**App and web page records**
──────────

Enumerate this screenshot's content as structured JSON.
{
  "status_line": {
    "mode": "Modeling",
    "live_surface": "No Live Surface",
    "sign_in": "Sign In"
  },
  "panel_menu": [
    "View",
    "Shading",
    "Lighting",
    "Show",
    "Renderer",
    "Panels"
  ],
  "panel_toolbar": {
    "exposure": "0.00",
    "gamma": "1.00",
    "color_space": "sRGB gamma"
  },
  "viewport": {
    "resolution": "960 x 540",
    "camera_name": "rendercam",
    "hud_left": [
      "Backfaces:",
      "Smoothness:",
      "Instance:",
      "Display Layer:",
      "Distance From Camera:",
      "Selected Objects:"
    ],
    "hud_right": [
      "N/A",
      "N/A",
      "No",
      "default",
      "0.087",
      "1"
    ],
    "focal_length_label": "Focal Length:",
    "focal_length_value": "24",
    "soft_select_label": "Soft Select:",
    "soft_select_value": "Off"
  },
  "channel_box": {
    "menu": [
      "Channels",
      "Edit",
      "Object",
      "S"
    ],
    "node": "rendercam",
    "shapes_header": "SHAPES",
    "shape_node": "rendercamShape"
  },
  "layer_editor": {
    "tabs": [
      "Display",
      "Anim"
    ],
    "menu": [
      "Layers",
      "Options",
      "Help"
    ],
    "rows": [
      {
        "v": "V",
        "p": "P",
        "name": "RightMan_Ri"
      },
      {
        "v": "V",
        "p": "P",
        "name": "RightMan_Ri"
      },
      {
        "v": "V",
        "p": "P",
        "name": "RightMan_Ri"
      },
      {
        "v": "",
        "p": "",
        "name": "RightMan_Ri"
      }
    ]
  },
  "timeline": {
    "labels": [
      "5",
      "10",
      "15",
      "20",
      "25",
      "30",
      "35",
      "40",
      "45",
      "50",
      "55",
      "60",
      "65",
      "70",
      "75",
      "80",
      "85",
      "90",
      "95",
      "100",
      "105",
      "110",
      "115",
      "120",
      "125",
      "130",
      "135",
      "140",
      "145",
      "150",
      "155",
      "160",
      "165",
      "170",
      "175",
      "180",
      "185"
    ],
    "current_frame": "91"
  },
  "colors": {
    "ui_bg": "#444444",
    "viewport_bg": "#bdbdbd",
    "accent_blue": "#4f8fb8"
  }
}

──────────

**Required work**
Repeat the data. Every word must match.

**Answer to this task**
Enumerate this screenshot's content as structured JSON.
{
  "status_line": {
    "mode": "Modeling",
    "live_surface": "No Live Surface",
    "sign_in": "Sign In"
  },
  "panel_menu": [
    "View",
    "Shading",
    "Lighting",
    "Show",
    "Renderer",
    "Panels"
  ],
  "panel_toolbar": {
    "exposure": "0.00",
    "gamma": "1.00",
    "color_space": "sRGB gamma"
  },
  "viewport": {
    "resolution": "960 x 540",
    "camera_name": "rendercam",
    "hud_left": [
      "Backfaces:",
      "Smoothness:",
      "Instance:",
      "Display Layer:",
      "Distance From Camera:",
      "Selected Objects:"
    ],
    "hud_right": [
      "N/A",
      "N/A",
      "No",
      "default",
      "0.087",
      "1"
    ],
    "focal_length_label": "Focal Length:",
    "focal_length_value": "24",
    "soft_select_label": "Soft Select:",
    "soft_select_value": "Off"
  },
  "channel_box": {
    "menu": [
      "Channels",
      "Edit",
      "Object",
      "S"
    ],
    "node": "rendercam",
    "shapes_header": "SHAPES",
    "shape_node": "rendercamShape"
  },
  "layer_editor": {
    "tabs": [
      "Display",
      "Anim"
    ],
    "menu": [
      "Layers",
      "Options",
      "Help"
    ],
    "rows": [
      {
        "v": "V",
        "p": "P",
        "name": "RightMan_Ri"
      },
      {
        "v": "V",
        "p": "P",
        "name": "RightMan_Ri"
      },
      {
        "v": "V",
        "p": "P",
        "name": "RightMan_Ri"
      },
      {
        "v": "",
        "p": "",
        "name": "RightMan_Ri"
      }
    ]
  },
  "timeline": {
    "labels": [
      "5",
      "10",
      "15",
      "20",
      "25",
      "30",
      "35",
      "40",
      "45",
      "50",
      "55",
      "60",
      "65",
      "70",
      "75",
      "80",
      "85",
      "90",
      "95",
      "100",
      "105",
      "110",
      "115",
      "120",
      "125",
      "130",
      "135",
      "140",
      "145",
      "150",
      "155",
      "160",
      "165",
      "170",
      "175",
      "180",
      "185"
    ],
    "current_frame": "91"
  },
  "colors": {
    "ui_bg": "#444444",
    "viewport_bg": "#bdbdbd",
    "accent_blue": "#4f8fb8"
  }
}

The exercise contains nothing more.